Your task is to write out every line of the data exactly. Drop the pictures.

** Records provided follows **

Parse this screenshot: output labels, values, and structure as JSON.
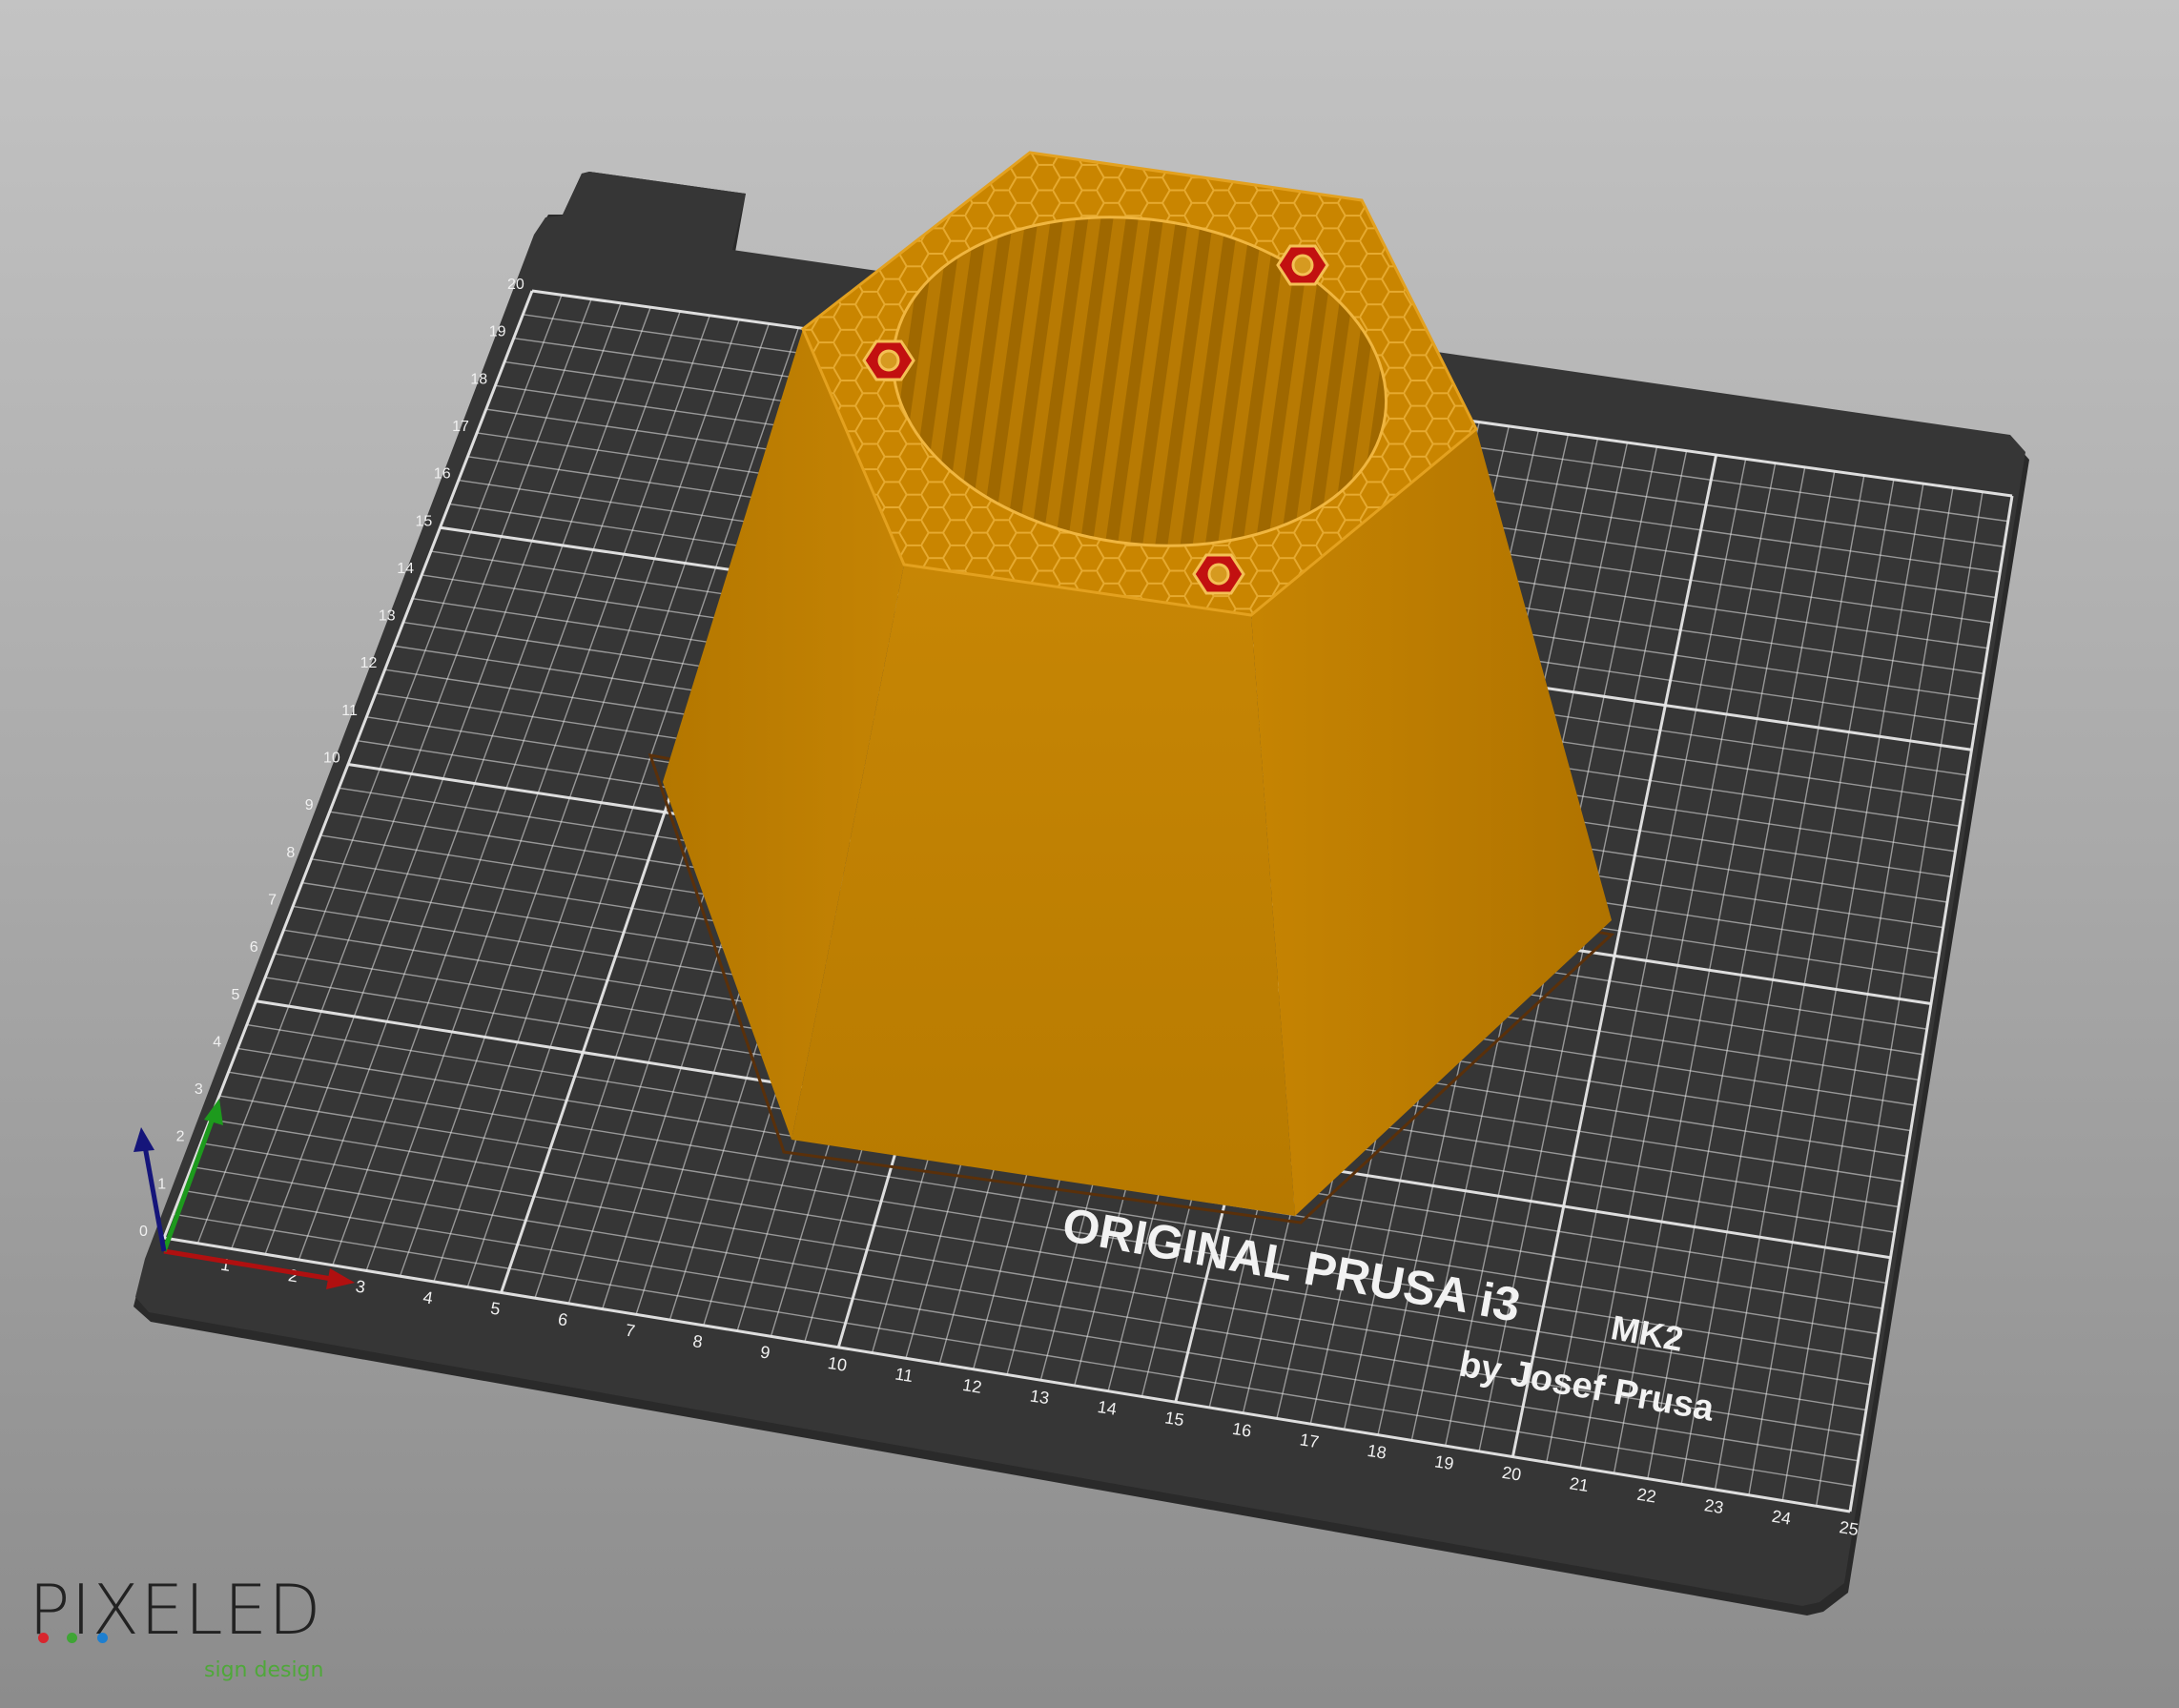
{
  "bed": {
    "title": "ORIGINAL PRUSA i3",
    "model": "MK2",
    "byline": "by Josef Prusa",
    "x_ticks": [
      "1",
      "2",
      "3",
      "4",
      "5",
      "6",
      "7",
      "8",
      "9",
      "10",
      "11",
      "12",
      "13",
      "14",
      "15",
      "16",
      "17",
      "18",
      "19",
      "20",
      "21",
      "22",
      "23",
      "24",
      "25"
    ],
    "y_ticks": [
      "0",
      "1",
      "2",
      "3",
      "4",
      "5",
      "6",
      "7",
      "8",
      "9",
      "10",
      "11",
      "12",
      "13",
      "14",
      "15",
      "16",
      "17",
      "18",
      "19",
      "20"
    ]
  },
  "model_object": {
    "shape": "hexagonal-tapered-vase",
    "infill": "honeycomb",
    "color": "#c98500"
  },
  "axes": {
    "x_color": "#b01010",
    "y_color": "#1d9a1d",
    "z_color": "#15157a"
  },
  "branding": {
    "logo_word": "PIXELED",
    "tagline": "sign design",
    "dot_colors": [
      "#d8262e",
      "#3fa535",
      "#1e7fd0"
    ],
    "tagline_color": "#4fa83a"
  }
}
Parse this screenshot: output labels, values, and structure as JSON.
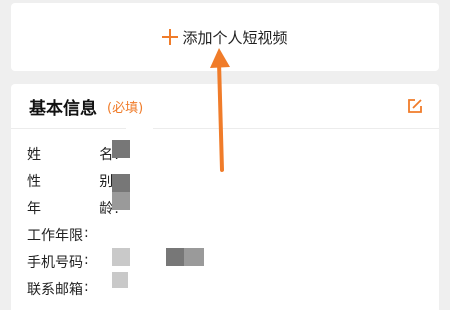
{
  "video_card": {
    "add_label": "添加个人短视频"
  },
  "info_card": {
    "title": "基本信息",
    "required": "(必填)",
    "fields": [
      {
        "label_a": "姓",
        "label_b": "名",
        "colon": ":"
      },
      {
        "label_a": "性",
        "label_b": "别",
        "colon": ":"
      },
      {
        "label_a": "年",
        "label_b": "龄",
        "colon": ":"
      },
      {
        "label_wide": "工作年限",
        "colon": ":"
      },
      {
        "label_wide": "手机号码",
        "colon": ":"
      },
      {
        "label_wide": "联系邮箱",
        "colon": ":"
      }
    ]
  },
  "colors": {
    "accent": "#f07c2a",
    "card_bg": "#ffffff",
    "page_bg": "#efefef",
    "text": "#222222"
  },
  "icons": {
    "add": "plus-icon",
    "edit": "edit-icon",
    "arrow": "arrow-up-icon"
  }
}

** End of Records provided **

== Exercise response ==
Parse this screenshot: output labels, values, and structure as JSON.
{
  "bed": {
    "title": "ORIGINAL PRUSA i3",
    "model": "MK2",
    "byline": "by Josef Prusa",
    "x_ticks": [
      "1",
      "2",
      "3",
      "4",
      "5",
      "6",
      "7",
      "8",
      "9",
      "10",
      "11",
      "12",
      "13",
      "14",
      "15",
      "16",
      "17",
      "18",
      "19",
      "20",
      "21",
      "22",
      "23",
      "24",
      "25"
    ],
    "y_ticks": [
      "0",
      "1",
      "2",
      "3",
      "4",
      "5",
      "6",
      "7",
      "8",
      "9",
      "10",
      "11",
      "12",
      "13",
      "14",
      "15",
      "16",
      "17",
      "18",
      "19",
      "20"
    ]
  },
  "model_object": {
    "shape": "hexagonal-tapered-vase",
    "infill": "honeycomb",
    "color": "#c98500"
  },
  "axes": {
    "x_color": "#b01010",
    "y_color": "#1d9a1d",
    "z_color": "#15157a"
  },
  "branding": {
    "logo_word": "PIXELED",
    "tagline": "sign design",
    "dot_colors": [
      "#d8262e",
      "#3fa535",
      "#1e7fd0"
    ],
    "tagline_color": "#4fa83a"
  }
}
Parse this screenshot: output labels, values, and structure as JSON.
{
  "video_card": {
    "add_label": "添加个人短视频"
  },
  "info_card": {
    "title": "基本信息",
    "required": "(必填)",
    "fields": [
      {
        "label_a": "姓",
        "label_b": "名",
        "colon": ":"
      },
      {
        "label_a": "性",
        "label_b": "别",
        "colon": ":"
      },
      {
        "label_a": "年",
        "label_b": "龄",
        "colon": ":"
      },
      {
        "label_wide": "工作年限",
        "colon": ":"
      },
      {
        "label_wide": "手机号码",
        "colon": ":"
      },
      {
        "label_wide": "联系邮箱",
        "colon": ":"
      }
    ]
  },
  "colors": {
    "accent": "#f07c2a",
    "card_bg": "#ffffff",
    "page_bg": "#efefef",
    "text": "#222222"
  },
  "icons": {
    "add": "plus-icon",
    "edit": "edit-icon",
    "arrow": "arrow-up-icon"
  }
}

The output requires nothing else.